WORK TO BE COMPLETED:
The answer must consist of every line below that contains the word "بازی".

TASK INPUT:

++++++++

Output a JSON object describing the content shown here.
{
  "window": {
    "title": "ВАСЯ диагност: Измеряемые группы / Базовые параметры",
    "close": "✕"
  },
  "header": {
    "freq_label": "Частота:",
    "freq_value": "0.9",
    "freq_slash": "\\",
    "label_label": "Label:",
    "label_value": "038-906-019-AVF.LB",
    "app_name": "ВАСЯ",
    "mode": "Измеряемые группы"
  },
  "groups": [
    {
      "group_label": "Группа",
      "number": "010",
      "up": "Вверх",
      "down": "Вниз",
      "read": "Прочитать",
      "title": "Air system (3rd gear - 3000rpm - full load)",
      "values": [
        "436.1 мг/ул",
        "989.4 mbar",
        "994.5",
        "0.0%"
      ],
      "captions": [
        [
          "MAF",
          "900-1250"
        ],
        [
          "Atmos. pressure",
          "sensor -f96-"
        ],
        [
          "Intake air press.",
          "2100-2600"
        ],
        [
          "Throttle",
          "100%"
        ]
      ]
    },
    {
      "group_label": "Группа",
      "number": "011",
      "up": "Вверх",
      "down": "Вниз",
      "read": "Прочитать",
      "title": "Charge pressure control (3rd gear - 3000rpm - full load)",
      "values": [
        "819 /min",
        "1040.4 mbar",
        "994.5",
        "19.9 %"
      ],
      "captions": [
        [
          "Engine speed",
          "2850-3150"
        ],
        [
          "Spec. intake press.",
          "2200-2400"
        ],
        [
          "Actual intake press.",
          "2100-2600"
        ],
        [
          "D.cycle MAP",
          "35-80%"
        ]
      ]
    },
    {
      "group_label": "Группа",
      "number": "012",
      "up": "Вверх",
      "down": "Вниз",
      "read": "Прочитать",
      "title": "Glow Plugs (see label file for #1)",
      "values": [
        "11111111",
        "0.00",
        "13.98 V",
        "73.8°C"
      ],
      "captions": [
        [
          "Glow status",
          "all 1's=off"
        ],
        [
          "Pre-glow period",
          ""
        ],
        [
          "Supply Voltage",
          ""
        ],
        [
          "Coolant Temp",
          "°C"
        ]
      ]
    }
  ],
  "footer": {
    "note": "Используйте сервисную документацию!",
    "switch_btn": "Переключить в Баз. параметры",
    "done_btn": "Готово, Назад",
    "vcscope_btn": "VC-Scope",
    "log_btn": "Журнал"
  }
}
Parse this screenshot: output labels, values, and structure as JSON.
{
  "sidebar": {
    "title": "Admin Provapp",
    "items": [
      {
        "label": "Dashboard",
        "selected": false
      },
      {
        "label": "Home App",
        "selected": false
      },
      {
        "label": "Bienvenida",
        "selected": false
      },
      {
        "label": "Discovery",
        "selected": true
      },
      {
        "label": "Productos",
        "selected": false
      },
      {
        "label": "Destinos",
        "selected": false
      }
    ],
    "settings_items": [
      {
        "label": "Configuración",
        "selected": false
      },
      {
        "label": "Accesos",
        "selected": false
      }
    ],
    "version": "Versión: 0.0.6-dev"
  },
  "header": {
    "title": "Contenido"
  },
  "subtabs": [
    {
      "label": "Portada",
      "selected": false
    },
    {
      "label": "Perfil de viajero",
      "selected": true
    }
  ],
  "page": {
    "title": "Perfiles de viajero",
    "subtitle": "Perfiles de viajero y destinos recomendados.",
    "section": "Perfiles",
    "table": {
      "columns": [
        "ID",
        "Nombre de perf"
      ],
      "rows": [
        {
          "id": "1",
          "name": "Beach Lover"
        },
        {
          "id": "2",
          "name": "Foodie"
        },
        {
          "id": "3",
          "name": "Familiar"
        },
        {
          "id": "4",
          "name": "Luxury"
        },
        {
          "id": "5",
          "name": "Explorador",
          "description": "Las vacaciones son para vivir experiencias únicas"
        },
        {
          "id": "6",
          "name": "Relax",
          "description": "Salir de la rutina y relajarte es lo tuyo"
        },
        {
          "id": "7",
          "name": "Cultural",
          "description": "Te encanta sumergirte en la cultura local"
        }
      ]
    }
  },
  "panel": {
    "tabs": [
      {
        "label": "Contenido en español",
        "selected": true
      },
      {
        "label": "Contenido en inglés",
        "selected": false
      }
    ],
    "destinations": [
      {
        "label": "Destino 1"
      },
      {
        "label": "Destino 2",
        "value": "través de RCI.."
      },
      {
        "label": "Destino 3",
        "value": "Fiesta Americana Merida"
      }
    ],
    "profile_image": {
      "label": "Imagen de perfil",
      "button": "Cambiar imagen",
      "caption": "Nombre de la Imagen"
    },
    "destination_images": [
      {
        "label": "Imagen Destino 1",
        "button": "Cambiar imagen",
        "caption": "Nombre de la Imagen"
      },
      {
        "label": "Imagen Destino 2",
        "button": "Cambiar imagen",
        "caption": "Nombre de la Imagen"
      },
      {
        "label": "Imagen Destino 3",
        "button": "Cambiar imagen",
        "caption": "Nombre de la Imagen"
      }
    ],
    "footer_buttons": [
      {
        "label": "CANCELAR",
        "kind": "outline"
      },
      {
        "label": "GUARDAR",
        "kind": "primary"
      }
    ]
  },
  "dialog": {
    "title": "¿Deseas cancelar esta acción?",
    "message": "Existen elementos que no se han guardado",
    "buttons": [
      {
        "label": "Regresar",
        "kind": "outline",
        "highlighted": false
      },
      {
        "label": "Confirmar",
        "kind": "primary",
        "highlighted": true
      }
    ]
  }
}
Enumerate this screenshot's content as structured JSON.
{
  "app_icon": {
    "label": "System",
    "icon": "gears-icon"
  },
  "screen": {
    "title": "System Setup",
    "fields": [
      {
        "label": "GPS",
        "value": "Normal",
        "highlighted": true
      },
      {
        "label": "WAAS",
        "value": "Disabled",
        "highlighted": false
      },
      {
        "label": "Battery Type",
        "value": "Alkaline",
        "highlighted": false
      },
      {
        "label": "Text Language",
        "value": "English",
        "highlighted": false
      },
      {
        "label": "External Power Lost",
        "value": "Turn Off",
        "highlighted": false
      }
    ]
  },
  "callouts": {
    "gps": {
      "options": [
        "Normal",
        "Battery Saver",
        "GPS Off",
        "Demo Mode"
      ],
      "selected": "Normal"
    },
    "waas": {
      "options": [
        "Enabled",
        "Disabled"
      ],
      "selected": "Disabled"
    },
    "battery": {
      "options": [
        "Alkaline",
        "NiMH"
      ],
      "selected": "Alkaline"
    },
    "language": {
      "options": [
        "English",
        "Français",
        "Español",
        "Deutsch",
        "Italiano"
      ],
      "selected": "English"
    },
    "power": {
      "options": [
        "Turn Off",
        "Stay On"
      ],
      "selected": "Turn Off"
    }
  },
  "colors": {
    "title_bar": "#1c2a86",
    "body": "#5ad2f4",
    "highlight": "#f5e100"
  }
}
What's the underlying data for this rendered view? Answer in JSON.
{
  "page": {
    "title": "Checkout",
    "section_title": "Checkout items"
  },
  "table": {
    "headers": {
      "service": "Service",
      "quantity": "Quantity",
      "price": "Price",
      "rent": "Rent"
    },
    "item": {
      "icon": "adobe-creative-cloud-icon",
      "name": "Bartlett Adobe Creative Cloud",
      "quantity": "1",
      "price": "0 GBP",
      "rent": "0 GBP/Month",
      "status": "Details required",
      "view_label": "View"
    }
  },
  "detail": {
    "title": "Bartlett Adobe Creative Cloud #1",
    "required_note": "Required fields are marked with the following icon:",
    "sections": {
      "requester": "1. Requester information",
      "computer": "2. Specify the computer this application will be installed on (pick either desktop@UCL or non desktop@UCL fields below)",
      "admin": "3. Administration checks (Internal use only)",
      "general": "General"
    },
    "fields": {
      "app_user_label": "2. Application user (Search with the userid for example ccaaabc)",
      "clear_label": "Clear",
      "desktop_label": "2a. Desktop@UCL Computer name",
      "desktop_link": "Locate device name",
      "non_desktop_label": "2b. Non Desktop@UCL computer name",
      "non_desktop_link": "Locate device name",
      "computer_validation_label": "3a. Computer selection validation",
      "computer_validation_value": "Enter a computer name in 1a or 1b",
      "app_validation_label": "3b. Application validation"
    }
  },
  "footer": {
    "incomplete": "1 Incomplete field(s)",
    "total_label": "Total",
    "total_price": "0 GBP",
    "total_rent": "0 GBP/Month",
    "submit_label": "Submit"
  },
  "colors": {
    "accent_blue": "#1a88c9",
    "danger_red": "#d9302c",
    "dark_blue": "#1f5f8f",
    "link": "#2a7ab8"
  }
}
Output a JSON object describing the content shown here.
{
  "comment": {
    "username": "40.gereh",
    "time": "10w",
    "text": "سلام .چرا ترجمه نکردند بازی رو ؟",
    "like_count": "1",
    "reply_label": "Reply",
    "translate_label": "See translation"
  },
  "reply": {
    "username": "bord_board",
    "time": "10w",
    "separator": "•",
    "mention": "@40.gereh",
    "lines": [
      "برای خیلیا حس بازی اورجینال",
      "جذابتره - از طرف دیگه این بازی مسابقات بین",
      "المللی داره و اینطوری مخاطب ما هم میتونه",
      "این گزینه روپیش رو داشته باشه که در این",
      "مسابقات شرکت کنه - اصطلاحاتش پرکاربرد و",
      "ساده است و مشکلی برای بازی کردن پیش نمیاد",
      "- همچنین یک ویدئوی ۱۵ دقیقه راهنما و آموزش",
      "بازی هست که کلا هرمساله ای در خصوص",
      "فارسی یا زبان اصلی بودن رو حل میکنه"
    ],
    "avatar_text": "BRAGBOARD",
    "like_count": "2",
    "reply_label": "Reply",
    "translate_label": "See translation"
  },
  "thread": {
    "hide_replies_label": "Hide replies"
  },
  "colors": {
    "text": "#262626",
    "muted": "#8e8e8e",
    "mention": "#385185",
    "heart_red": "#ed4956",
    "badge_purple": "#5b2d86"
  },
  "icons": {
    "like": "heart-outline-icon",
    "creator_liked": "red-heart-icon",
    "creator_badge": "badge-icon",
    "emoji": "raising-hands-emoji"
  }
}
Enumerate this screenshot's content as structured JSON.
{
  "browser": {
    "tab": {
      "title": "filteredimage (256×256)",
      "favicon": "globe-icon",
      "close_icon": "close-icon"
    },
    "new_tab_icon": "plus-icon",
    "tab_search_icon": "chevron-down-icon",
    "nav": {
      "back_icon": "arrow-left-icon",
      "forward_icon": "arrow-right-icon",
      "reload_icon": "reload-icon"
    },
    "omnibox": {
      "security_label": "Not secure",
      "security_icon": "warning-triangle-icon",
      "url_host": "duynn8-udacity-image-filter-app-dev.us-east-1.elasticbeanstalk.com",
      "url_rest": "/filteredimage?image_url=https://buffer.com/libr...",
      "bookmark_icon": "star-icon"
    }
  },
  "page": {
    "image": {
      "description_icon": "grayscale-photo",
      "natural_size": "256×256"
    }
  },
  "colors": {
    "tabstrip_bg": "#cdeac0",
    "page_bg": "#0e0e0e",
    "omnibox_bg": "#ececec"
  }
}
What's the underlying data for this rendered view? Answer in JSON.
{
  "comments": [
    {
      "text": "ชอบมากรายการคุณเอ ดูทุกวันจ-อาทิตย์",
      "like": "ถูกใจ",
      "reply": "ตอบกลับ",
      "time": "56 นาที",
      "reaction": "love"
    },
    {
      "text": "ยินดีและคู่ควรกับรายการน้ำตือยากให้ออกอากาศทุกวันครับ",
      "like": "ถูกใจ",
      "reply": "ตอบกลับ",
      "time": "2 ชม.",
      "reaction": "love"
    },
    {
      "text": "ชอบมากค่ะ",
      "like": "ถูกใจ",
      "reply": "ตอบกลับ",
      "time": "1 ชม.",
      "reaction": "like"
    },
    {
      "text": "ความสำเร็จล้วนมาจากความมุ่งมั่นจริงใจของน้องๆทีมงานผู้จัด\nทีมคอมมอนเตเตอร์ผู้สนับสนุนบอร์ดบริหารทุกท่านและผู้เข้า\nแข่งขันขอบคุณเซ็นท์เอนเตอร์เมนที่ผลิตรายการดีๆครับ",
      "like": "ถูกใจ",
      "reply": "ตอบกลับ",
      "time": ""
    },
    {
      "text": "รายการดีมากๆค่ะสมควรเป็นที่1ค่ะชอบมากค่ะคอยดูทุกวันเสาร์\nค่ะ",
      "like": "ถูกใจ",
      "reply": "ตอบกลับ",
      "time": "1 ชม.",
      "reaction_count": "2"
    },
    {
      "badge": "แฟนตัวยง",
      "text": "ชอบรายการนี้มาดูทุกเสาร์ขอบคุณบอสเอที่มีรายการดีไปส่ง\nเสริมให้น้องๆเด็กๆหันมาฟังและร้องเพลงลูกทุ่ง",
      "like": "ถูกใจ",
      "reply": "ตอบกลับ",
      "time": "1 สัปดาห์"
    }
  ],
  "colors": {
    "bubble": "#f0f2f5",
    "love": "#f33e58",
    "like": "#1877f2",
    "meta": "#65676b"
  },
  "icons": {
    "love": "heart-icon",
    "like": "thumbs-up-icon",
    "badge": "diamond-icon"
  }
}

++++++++

REPLY TO THE EXERCISE:
    "text": "سلام .چرا ترجمه نکردند بازی رو ؟",
      "برای خیلیا حس بازی اورجینال",
      "جذابتره - از طرف دیگه این بازی مسابقات بین",
      "ساده است و مشکلی برای بازی کردن پیش نمیاد",
      "بازی هست که کلا هرمساله ای در خصوص",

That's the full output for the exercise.